Hello Dear Readers,
I’ve made the first cut of the fight camp. This is what I’ve wanted for so long, and trained so hard for. Basically, this spot in the camp is now mine to lose. How I train this month will determine whether or not I make the final cut.
How does it feel? Well, of course I was elated to hear the news–my dojo’s fight camps are very difficult to get into, unless you have a lot of experience, and many people apply for each one that comes up. It’s a fierce competition on its own. But I’m also scared. There was a moment when I thought, “Do I really want to do this?” I was relieved to hear that I’m not the only one who feels this way. Strength in numbers, after all.
In preparation for the camp, I worked on aggressive sparring with our club’s best fighter yesterday. We’re going to be doing this every week. It’s frustrating how much of my training goes out the window when I’m fighting this guy: I don’t block, half the time I forget to counter, I don’t move, and my arms feel like limp noodles. Meanwhile, whenever he throws a kick, it feels like getting hit by a tree trunk–he throws his entire body in each one. I got a pretty good charley horse in my left thigh from a kick last night, and I can still feel it. However, if I’d blocked that kick–which I know how to do–it wouldn’t have hurt nearly as much, if at all, and I could have sparred for much longer.
Intellectually, I know that I’m getting better all the time–even when it doesn’t feel like it. But it’s difficult not to be hard on myself about these stupid mistakes. All I can do is resolve to be better next week, to keep trying to think of each sparring match as an actual fight.
There are two types of people in the world: those who prefer to remain in their comfort zone, and those who are always pushing beyond it. I’m always forcing myself to do things that scare me, and I have a feeling there’s going to be some scary weeks ahead. Sometimes I wonder why I do this to myself, when I could be going for nice, leisurely walks and then spending a quiet evening at home with The Boy. But then I see an amazing fighter, and I know that’s what I want to be.
Love it, Hol. I’m very proud of you. It takes a lot of guts to always step out of your comfort zone. All the best to you.
Thanks, Vin. Your support and encouragement have bolstered me for nearly a lifetime.
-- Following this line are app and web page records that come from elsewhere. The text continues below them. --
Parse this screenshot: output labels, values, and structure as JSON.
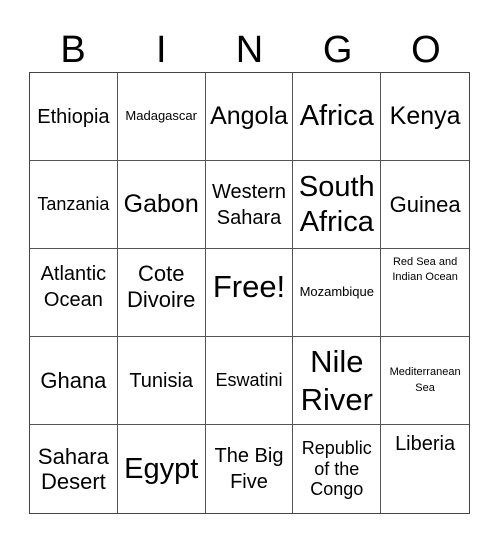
{
  "header": {
    "letters": [
      "B",
      "I",
      "N",
      "G",
      "O"
    ]
  },
  "cells": [
    "Ethiopia",
    "Madagascar",
    "Angola",
    "Africa",
    "Kenya",
    "Tanzania",
    "Gabon",
    "Western Sahara",
    "South Africa",
    "Guinea",
    "Atlantic Ocean",
    "Cote Divoire",
    "Free!",
    "Mozambique",
    "Red Sea and Indian Ocean",
    "Ghana",
    "Tunisia",
    "Eswatini",
    "Nile River",
    "Mediterranean Sea",
    "Sahara Desert",
    "Egypt",
    "The Big Five",
    "Republic of the Congo",
    "Liberia"
  ]
}
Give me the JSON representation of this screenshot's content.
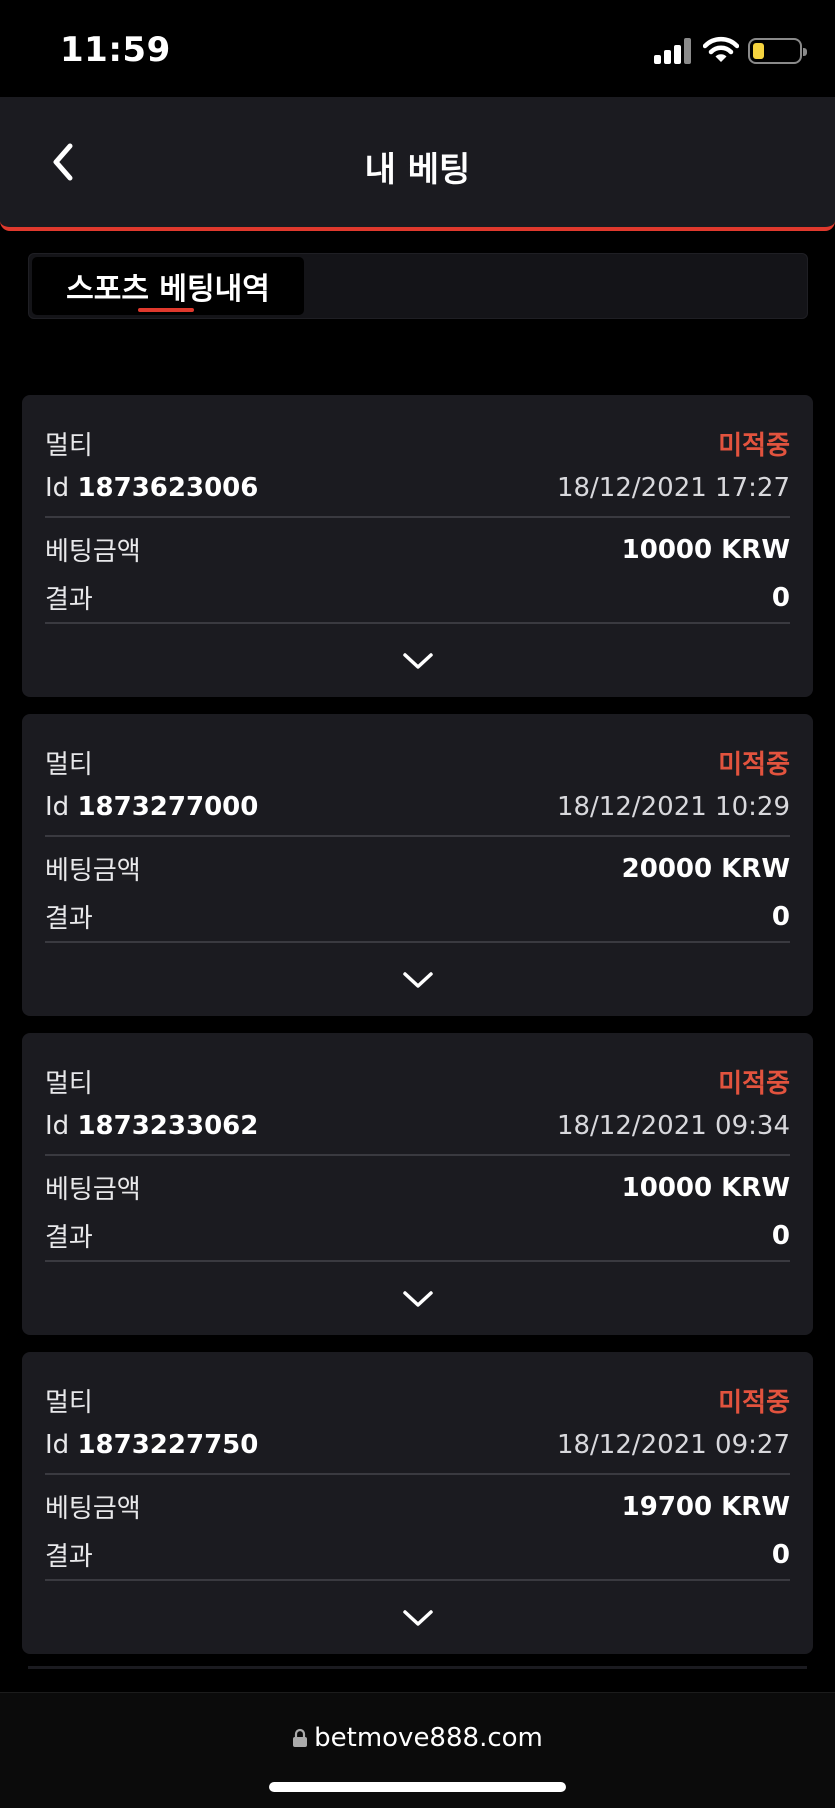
{
  "status_bar": {
    "time": "11:59"
  },
  "header": {
    "title": "내 베팅"
  },
  "tabs": [
    {
      "label": "스포츠 베팅내역",
      "active": true
    }
  ],
  "labels": {
    "amount": "베팅금액",
    "result": "결과"
  },
  "bets": [
    {
      "type": "멀티",
      "status": "미적중",
      "id_prefix": "Id",
      "id": "1873623006",
      "datetime": "18/12/2021 17:27",
      "amount": "10000 KRW",
      "result": "0"
    },
    {
      "type": "멀티",
      "status": "미적중",
      "id_prefix": "Id",
      "id": "1873277000",
      "datetime": "18/12/2021 10:29",
      "amount": "20000 KRW",
      "result": "0"
    },
    {
      "type": "멀티",
      "status": "미적중",
      "id_prefix": "Id",
      "id": "1873233062",
      "datetime": "18/12/2021 09:34",
      "amount": "10000 KRW",
      "result": "0"
    },
    {
      "type": "멀티",
      "status": "미적중",
      "id_prefix": "Id",
      "id": "1873227750",
      "datetime": "18/12/2021 09:27",
      "amount": "19700 KRW",
      "result": "0"
    }
  ],
  "browser": {
    "url": "betmove888.com"
  },
  "colors": {
    "accent": "#e0392d",
    "status_lost": "#e2533e",
    "card_bg": "#1b1b20",
    "battery": "#f5d33f"
  },
  "icons": {
    "back": "chevron-left-icon",
    "expand": "chevron-down-icon",
    "lock": "lock-icon"
  }
}
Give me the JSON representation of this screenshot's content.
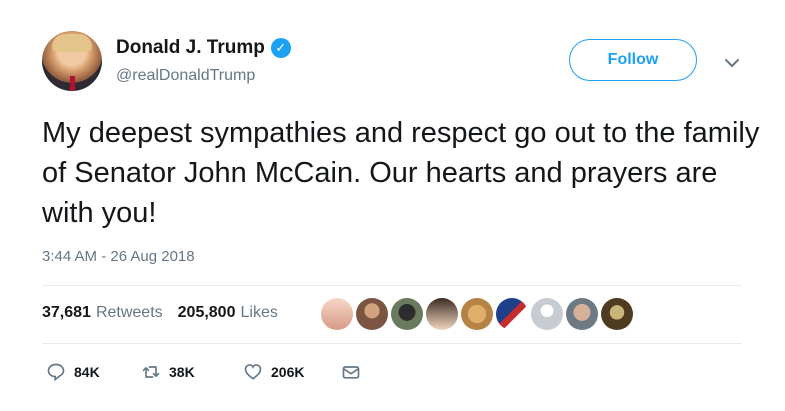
{
  "author": {
    "name": "Donald J. Trump",
    "handle": "@realDonaldTrump",
    "verified_icon": "checkmark-icon",
    "follow_label": "Follow"
  },
  "tweet": {
    "text": "My deepest sympathies and respect go out to the family of Senator John McCain. Our hearts and prayers are with you!",
    "timestamp": "3:44 AM - 26 Aug 2018"
  },
  "stats": {
    "retweets_count": "37,681",
    "retweets_label": "Retweets",
    "likes_count": "205,800",
    "likes_label": "Likes"
  },
  "likers": [
    "liker-avatar-1",
    "liker-avatar-2",
    "liker-avatar-3",
    "liker-avatar-4",
    "liker-avatar-5",
    "liker-avatar-6",
    "liker-avatar-7",
    "liker-avatar-8",
    "liker-avatar-9"
  ],
  "actions": {
    "reply_count": "84K",
    "retweet_count": "38K",
    "like_count": "206K"
  },
  "colors": {
    "accent": "#1da1f2",
    "muted": "#657786",
    "text": "#14171a",
    "border": "#e6ecf0"
  }
}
You have always been in my corner. Thank you.
Congrats Holli, keep up all the hard work! Keep pushing hard, working on your weaknesses and outside of your comfort zone and the world will be yours.
Thanks, Wayne. If that’s what worked for you, it is definitely sound advice! Your support and help with my training has always meant the world to me.
Dont give the person you are sparring with too much respect. Once you do that you knock yourself down a peg. A lot of fights end with that one perfectly timed punch or kick and all it takes it taking your time, planning your attack and keeping your cool. Keep it up!
Thanks, Paul. That’s a great tip, and definitely one of my problems. I give the partners who are way better than me too much respect, which leads to them dominating and intimidating me.